→ **Work to be completed**
Which lines of the material hold the word "JSON"? Copy each one.
+===+
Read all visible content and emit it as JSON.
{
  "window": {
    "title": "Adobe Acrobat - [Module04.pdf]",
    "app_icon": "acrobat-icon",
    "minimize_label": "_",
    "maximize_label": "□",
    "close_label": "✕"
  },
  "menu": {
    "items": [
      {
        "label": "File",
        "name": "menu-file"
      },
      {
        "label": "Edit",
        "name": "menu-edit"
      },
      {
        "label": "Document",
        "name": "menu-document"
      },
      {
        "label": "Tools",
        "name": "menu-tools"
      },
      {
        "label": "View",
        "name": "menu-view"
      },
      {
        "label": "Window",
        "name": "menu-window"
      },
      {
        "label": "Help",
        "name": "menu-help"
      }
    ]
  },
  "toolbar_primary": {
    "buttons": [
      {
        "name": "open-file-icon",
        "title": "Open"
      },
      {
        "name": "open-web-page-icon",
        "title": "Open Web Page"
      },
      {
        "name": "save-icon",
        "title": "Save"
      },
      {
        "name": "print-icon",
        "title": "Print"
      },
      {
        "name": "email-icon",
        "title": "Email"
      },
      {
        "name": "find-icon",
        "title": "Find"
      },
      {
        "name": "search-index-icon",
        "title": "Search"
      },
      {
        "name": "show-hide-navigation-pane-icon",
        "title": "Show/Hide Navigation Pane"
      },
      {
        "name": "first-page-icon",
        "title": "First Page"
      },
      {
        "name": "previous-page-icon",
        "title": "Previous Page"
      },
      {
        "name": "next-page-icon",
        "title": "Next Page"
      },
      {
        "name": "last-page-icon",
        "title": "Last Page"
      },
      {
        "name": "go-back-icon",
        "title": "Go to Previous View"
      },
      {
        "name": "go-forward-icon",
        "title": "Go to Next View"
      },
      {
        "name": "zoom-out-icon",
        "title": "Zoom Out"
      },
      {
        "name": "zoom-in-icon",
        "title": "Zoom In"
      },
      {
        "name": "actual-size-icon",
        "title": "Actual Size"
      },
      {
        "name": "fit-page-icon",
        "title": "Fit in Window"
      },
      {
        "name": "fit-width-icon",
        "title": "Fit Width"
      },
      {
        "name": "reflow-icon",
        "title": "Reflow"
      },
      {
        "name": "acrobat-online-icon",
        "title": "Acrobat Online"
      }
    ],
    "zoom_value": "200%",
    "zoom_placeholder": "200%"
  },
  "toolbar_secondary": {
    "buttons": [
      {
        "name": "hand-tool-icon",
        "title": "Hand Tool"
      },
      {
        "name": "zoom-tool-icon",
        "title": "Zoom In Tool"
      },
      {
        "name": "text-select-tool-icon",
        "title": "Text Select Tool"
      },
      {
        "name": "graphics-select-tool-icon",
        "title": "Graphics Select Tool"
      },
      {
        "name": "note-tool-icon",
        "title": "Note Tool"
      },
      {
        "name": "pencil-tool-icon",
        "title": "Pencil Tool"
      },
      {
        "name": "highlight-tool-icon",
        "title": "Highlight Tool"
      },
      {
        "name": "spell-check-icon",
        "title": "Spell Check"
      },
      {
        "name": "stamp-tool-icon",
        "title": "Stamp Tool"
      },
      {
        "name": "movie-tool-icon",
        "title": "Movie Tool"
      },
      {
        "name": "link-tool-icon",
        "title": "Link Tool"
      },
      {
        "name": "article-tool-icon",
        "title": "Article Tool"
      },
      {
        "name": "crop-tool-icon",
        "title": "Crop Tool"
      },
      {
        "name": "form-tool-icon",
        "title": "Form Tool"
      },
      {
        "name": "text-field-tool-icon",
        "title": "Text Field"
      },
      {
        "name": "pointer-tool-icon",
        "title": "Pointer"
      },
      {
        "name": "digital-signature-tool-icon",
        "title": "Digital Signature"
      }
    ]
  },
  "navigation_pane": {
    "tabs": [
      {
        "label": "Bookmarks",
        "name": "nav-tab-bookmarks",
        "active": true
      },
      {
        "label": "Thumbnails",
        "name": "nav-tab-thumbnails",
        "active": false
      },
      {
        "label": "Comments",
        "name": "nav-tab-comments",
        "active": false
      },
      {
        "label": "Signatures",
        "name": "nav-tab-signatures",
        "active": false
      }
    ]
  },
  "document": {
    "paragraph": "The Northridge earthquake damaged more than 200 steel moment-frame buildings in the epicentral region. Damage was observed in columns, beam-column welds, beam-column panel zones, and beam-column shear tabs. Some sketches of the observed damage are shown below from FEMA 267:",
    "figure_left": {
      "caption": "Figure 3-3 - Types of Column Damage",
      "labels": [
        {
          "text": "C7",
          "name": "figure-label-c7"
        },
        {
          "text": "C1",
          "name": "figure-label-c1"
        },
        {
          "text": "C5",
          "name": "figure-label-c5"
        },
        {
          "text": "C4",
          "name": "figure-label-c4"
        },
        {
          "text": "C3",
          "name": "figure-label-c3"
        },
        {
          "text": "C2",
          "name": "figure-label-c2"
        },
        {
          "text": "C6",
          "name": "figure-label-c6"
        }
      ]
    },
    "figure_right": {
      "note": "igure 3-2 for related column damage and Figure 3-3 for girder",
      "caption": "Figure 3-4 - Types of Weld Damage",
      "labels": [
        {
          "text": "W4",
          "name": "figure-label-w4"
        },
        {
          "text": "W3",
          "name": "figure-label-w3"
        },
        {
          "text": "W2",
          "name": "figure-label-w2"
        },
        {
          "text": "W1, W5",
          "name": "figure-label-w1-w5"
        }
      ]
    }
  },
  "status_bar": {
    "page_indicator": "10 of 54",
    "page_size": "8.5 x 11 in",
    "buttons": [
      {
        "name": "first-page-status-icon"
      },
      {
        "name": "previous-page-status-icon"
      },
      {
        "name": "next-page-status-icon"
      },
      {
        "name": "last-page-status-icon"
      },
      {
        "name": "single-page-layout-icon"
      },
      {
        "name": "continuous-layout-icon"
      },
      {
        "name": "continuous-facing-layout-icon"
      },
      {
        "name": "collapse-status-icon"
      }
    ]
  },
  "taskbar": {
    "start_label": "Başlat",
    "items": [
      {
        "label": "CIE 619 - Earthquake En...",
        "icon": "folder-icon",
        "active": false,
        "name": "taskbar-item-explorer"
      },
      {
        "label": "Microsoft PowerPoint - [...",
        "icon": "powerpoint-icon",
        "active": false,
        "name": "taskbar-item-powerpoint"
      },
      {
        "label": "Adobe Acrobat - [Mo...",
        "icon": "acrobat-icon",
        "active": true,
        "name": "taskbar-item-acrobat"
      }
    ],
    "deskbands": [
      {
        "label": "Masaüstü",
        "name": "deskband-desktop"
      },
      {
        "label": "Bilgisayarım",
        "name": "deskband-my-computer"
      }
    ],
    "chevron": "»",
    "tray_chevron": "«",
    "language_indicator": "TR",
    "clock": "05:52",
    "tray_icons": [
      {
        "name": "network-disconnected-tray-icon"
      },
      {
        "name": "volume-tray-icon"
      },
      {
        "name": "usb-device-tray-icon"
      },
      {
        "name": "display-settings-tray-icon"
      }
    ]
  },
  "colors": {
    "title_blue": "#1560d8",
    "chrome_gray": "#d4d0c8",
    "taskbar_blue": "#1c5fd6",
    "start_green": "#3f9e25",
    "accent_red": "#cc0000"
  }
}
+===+
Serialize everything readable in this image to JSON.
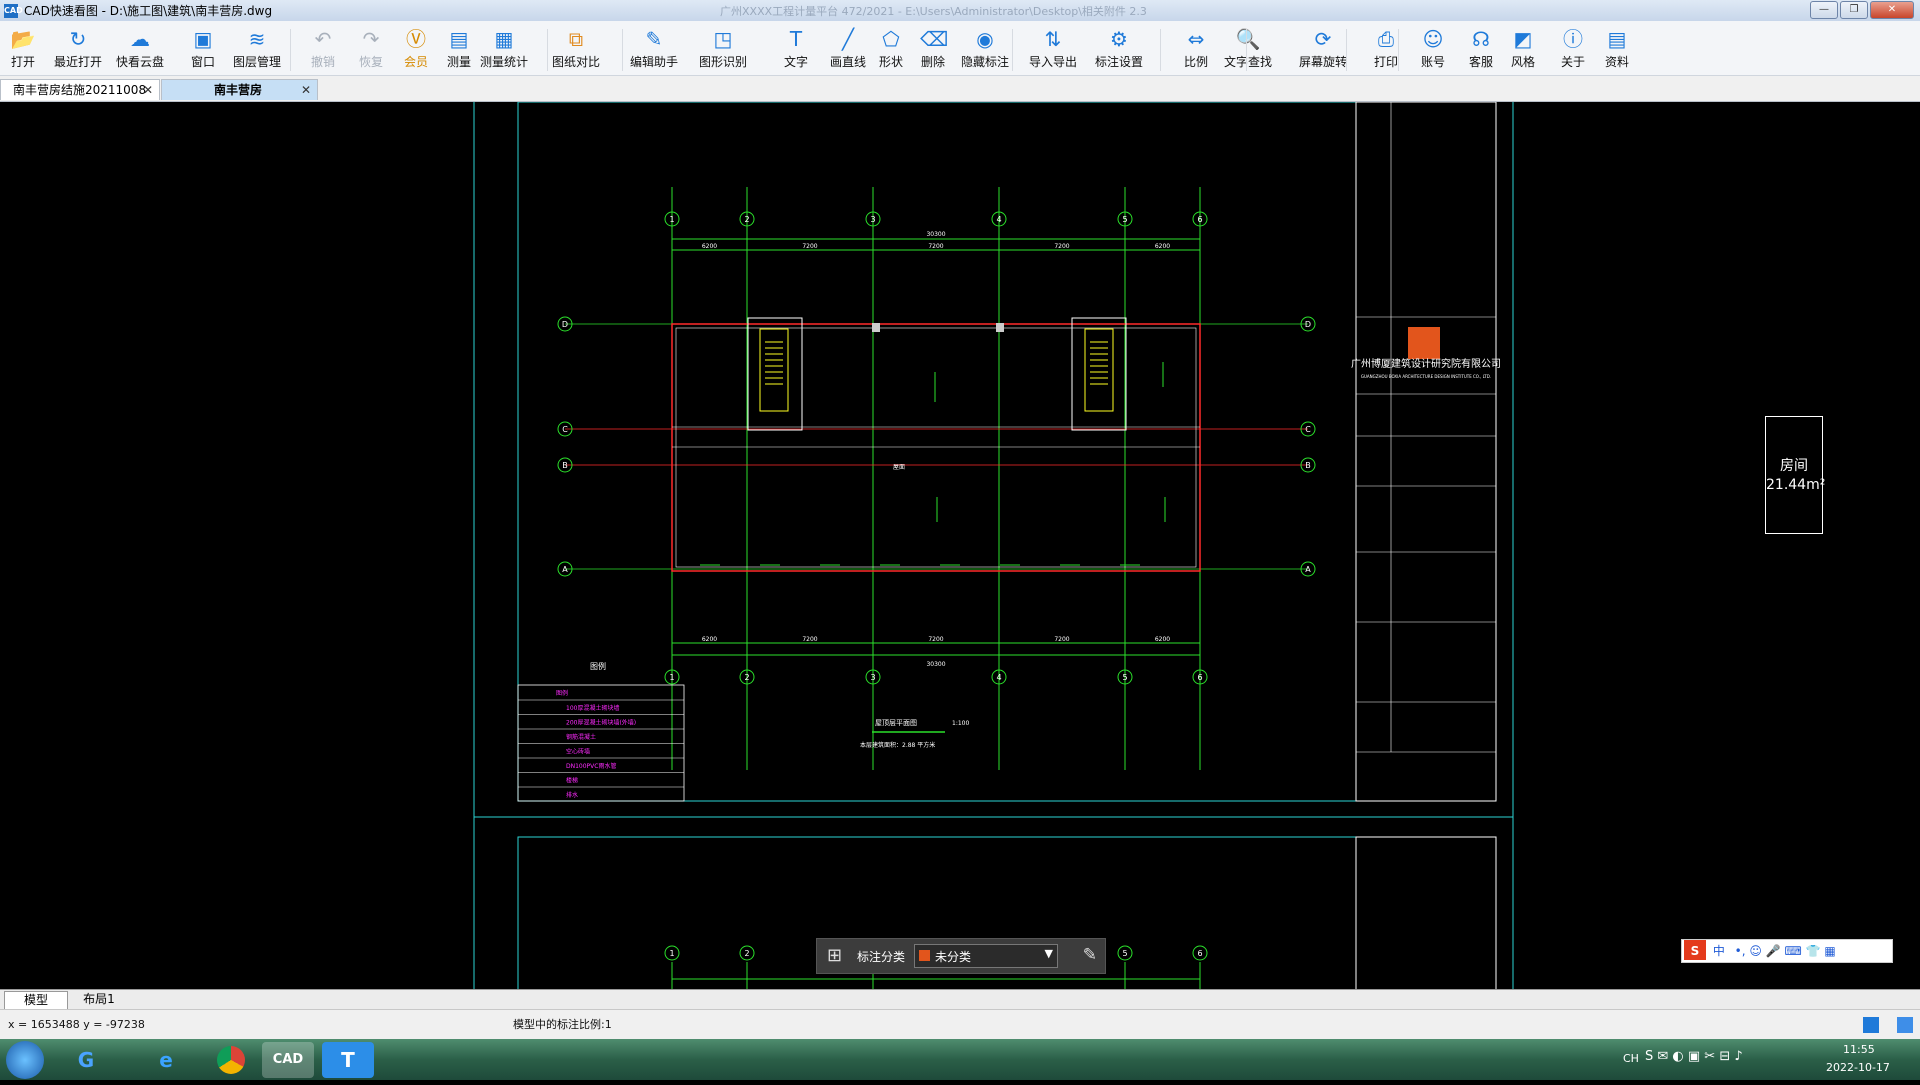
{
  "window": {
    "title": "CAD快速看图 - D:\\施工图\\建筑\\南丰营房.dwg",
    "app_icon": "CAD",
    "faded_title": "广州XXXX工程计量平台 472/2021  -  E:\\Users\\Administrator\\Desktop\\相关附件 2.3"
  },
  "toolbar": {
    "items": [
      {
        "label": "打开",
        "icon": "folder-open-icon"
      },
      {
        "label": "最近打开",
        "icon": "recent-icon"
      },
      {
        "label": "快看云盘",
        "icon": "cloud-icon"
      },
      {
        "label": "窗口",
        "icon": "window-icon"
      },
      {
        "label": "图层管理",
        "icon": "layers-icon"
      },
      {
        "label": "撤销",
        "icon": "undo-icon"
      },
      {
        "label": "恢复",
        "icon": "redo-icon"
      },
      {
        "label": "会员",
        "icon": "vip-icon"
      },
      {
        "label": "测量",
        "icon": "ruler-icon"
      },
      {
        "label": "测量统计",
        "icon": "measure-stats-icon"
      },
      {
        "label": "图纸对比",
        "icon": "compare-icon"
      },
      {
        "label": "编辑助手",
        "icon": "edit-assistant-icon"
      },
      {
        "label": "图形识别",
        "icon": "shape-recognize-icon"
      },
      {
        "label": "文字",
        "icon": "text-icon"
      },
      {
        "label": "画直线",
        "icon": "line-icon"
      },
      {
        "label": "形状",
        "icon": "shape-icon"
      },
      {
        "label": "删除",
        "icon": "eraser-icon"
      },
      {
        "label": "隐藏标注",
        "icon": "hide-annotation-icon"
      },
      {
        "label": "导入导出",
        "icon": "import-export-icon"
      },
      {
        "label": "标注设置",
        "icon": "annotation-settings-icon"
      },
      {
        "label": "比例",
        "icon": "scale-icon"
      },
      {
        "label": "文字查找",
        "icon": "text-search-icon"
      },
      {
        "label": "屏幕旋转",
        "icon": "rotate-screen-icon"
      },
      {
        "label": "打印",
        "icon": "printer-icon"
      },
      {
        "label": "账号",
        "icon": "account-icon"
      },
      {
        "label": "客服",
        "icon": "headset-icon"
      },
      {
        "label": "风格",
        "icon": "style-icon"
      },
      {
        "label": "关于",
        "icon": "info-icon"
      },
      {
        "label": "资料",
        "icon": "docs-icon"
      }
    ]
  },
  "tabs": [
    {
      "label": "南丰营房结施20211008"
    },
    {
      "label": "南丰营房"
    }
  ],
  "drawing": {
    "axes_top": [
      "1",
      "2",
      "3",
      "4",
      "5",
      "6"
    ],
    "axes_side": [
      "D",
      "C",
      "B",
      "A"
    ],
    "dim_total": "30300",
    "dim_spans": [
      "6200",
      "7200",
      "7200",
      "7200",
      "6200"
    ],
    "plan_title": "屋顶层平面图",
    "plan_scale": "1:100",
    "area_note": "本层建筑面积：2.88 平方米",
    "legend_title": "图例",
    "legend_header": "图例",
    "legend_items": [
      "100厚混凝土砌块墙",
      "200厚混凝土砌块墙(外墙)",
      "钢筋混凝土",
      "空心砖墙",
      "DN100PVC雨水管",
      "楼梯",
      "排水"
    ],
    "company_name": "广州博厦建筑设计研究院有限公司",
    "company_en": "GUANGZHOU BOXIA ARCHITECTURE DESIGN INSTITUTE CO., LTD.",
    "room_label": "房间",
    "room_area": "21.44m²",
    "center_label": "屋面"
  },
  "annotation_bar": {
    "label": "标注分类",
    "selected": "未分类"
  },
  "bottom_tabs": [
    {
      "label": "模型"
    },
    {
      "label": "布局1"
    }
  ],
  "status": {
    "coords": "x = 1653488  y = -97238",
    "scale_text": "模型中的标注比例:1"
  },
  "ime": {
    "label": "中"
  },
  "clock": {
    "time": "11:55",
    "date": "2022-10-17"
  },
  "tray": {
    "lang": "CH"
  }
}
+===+
→ **Solution to the problem**
Read all visible content and emit it as JSON.
Serialize everything readable in this image to JSON.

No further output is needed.